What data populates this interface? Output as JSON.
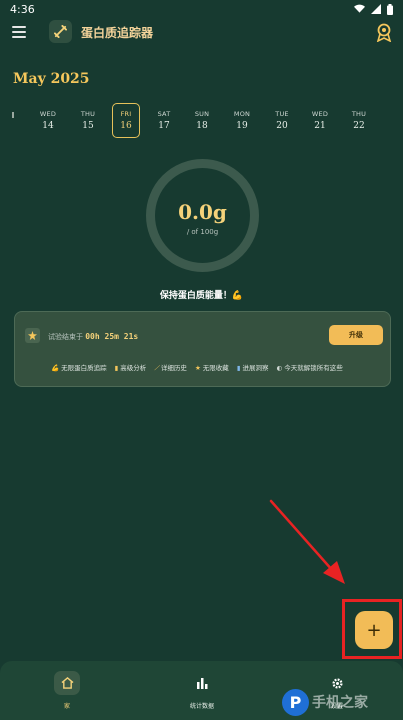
{
  "status_bar": {
    "time": "4:36"
  },
  "app_bar": {
    "title": "蛋白质追踪器"
  },
  "calendar": {
    "month_label": "May 2025",
    "days": [
      {
        "name": "WED",
        "num": "14"
      },
      {
        "name": "THU",
        "num": "15"
      },
      {
        "name": "FRI",
        "num": "16",
        "selected": true
      },
      {
        "name": "SAT",
        "num": "17"
      },
      {
        "name": "SUN",
        "num": "18"
      },
      {
        "name": "MON",
        "num": "19"
      },
      {
        "name": "TUE",
        "num": "20"
      },
      {
        "name": "WED",
        "num": "21"
      },
      {
        "name": "THU",
        "num": "22"
      }
    ]
  },
  "progress": {
    "value_label": "0.0g",
    "goal_label": "/ of 100g",
    "fraction": 0.0
  },
  "motto": "保持蛋白质能量！💪",
  "trial": {
    "prefix": "试验结束于",
    "time_left": "00h 25m 21s",
    "upgrade_label": "升级",
    "features": [
      {
        "icon": "💪",
        "label": "无限蛋白质追踪"
      },
      {
        "icon": "▮",
        "label": "高级分析"
      },
      {
        "icon": "⟋",
        "label": "详细历史"
      },
      {
        "icon": "★",
        "label": "无限收藏"
      },
      {
        "icon": "▮",
        "label": "进展洞察"
      },
      {
        "icon": "◐",
        "label": "今天就解锁所有这些"
      }
    ]
  },
  "fab": {
    "label": "+"
  },
  "bottom_nav": {
    "items": [
      {
        "label": "家",
        "active": true
      },
      {
        "label": "统计数据",
        "active": false
      },
      {
        "label": "设置",
        "active": false
      }
    ]
  },
  "watermark": {
    "letter": "P",
    "text": "手机之家"
  },
  "colors": {
    "background": "#173a30",
    "accent": "#f2bc57",
    "highlight": "#e82323"
  }
}
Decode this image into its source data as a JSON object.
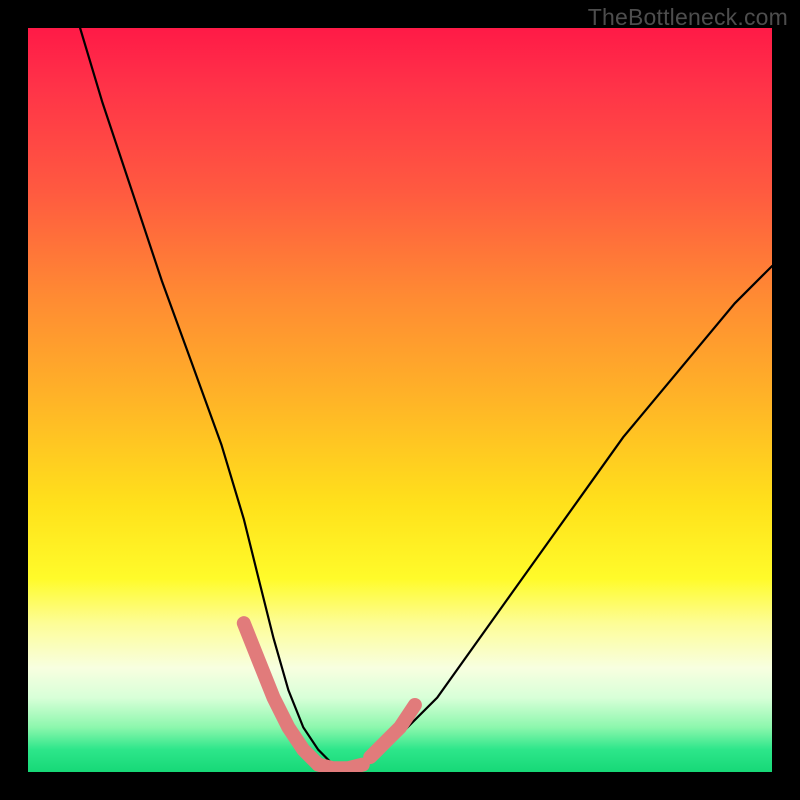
{
  "watermark": "TheBottleneck.com",
  "chart_data": {
    "type": "line",
    "title": "",
    "xlabel": "",
    "ylabel": "",
    "xlim": [
      0,
      100
    ],
    "ylim": [
      0,
      100
    ],
    "grid": false,
    "gradient_colors": [
      "#ff1a47",
      "#ff5a40",
      "#ffb427",
      "#fffb2a",
      "#f8ffe0",
      "#2de68a",
      "#17d877"
    ],
    "series": [
      {
        "name": "bottleneck-curve",
        "stroke": "#000000",
        "x": [
          7,
          10,
          14,
          18,
          22,
          26,
          29,
          31,
          33,
          35,
          37,
          39,
          41,
          43,
          46,
          50,
          55,
          60,
          65,
          70,
          75,
          80,
          85,
          90,
          95,
          100
        ],
        "y": [
          100,
          90,
          78,
          66,
          55,
          44,
          34,
          26,
          18,
          11,
          6,
          3,
          1,
          1,
          2,
          5,
          10,
          17,
          24,
          31,
          38,
          45,
          51,
          57,
          63,
          68
        ]
      },
      {
        "name": "highlight-left",
        "stroke": "#e17b7b",
        "x": [
          29,
          31,
          33,
          35,
          37,
          39
        ],
        "y": [
          20,
          15,
          10,
          6,
          3,
          1
        ]
      },
      {
        "name": "highlight-bottom",
        "stroke": "#e17b7b",
        "x": [
          39,
          41,
          43,
          45
        ],
        "y": [
          1,
          0.5,
          0.5,
          1
        ]
      },
      {
        "name": "highlight-right",
        "stroke": "#e17b7b",
        "x": [
          46,
          48,
          50,
          52
        ],
        "y": [
          2,
          4,
          6,
          9
        ]
      }
    ]
  }
}
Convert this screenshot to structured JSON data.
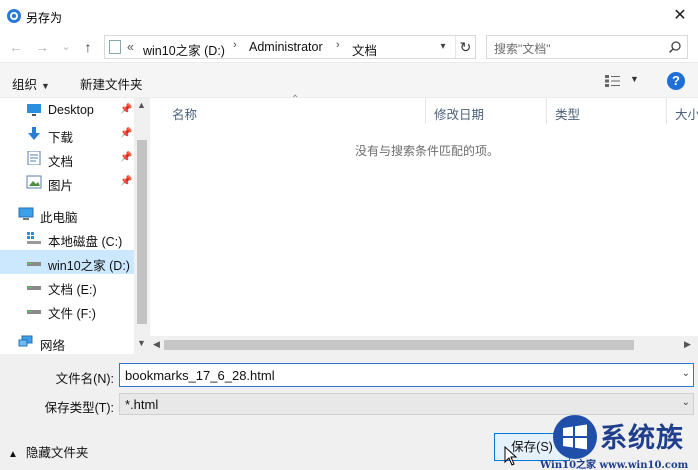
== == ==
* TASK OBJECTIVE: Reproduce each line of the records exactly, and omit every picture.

* SOLUTION TO THIS EXERCISE:
What data populates this interface? Output as JSON.
{
  "status_bar": {
    "time": "4:36"
  },
  "app_bar": {
    "title": "蛋白质追踪器"
  },
  "calendar": {
    "month_label": "May 2025",
    "days": [
      {
        "name": "WED",
        "num": "14"
      },
      {
        "name": "THU",
        "num": "15"
      },
      {
        "name": "FRI",
        "num": "16",
        "selected": true
      },
      {
        "name": "SAT",
        "num": "17"
      },
      {
        "name": "SUN",
        "num": "18"
      },
      {
        "name": "MON",
        "num": "19"
      },
      {
        "name": "TUE",
        "num": "20"
      },
      {
        "name": "WED",
        "num": "21"
      },
      {
        "name": "THU",
        "num": "22"
      }
    ]
  },
  "progress": {
    "value_label": "0.0g",
    "goal_label": "/ of 100g",
    "fraction": 0.0
  },
  "motto": "保持蛋白质能量！💪",
  "trial": {
    "prefix": "试验结束于",
    "time_left": "00h 25m 21s",
    "upgrade_label": "升级",
    "features": [
      {
        "icon": "💪",
        "label": "无限蛋白质追踪"
      },
      {
        "icon": "▮",
        "label": "高级分析"
      },
      {
        "icon": "⟋",
        "label": "详细历史"
      },
      {
        "icon": "★",
        "label": "无限收藏"
      },
      {
        "icon": "▮",
        "label": "进展洞察"
      },
      {
        "icon": "◐",
        "label": "今天就解锁所有这些"
      }
    ]
  },
  "fab": {
    "label": "+"
  },
  "bottom_nav": {
    "items": [
      {
        "label": "家",
        "active": true
      },
      {
        "label": "统计数据",
        "active": false
      },
      {
        "label": "设置",
        "active": false
      }
    ]
  },
  "watermark": {
    "letter": "P",
    "text": "手机之家"
  },
  "colors": {
    "background": "#173a30",
    "accent": "#f2bc57",
    "highlight": "#e82323"
  }
}
Decode this image into its source data as a JSON object.
{
  "watermark": "TheBottleneck.com",
  "chart_data": {
    "type": "line",
    "title": "",
    "xlabel": "",
    "ylabel": "",
    "xlim": [
      0,
      100
    ],
    "ylim": [
      0,
      100
    ],
    "grid": false,
    "gradient_colors": [
      "#ff1a47",
      "#ff5a40",
      "#ffb427",
      "#fffb2a",
      "#f8ffe0",
      "#2de68a",
      "#17d877"
    ],
    "series": [
      {
        "name": "bottleneck-curve",
        "stroke": "#000000",
        "x": [
          7,
          10,
          14,
          18,
          22,
          26,
          29,
          31,
          33,
          35,
          37,
          39,
          41,
          43,
          46,
          50,
          55,
          60,
          65,
          70,
          75,
          80,
          85,
          90,
          95,
          100
        ],
        "y": [
          100,
          90,
          78,
          66,
          55,
          44,
          34,
          26,
          18,
          11,
          6,
          3,
          1,
          1,
          2,
          5,
          10,
          17,
          24,
          31,
          38,
          45,
          51,
          57,
          63,
          68
        ]
      },
      {
        "name": "highlight-left",
        "stroke": "#e17b7b",
        "x": [
          29,
          31,
          33,
          35,
          37,
          39
        ],
        "y": [
          20,
          15,
          10,
          6,
          3,
          1
        ]
      },
      {
        "name": "highlight-bottom",
        "stroke": "#e17b7b",
        "x": [
          39,
          41,
          43,
          45
        ],
        "y": [
          1,
          0.5,
          0.5,
          1
        ]
      },
      {
        "name": "highlight-right",
        "stroke": "#e17b7b",
        "x": [
          46,
          48,
          50,
          52
        ],
        "y": [
          2,
          4,
          6,
          9
        ]
      }
    ]
  }
}
Convert this screenshot to structured JSON data.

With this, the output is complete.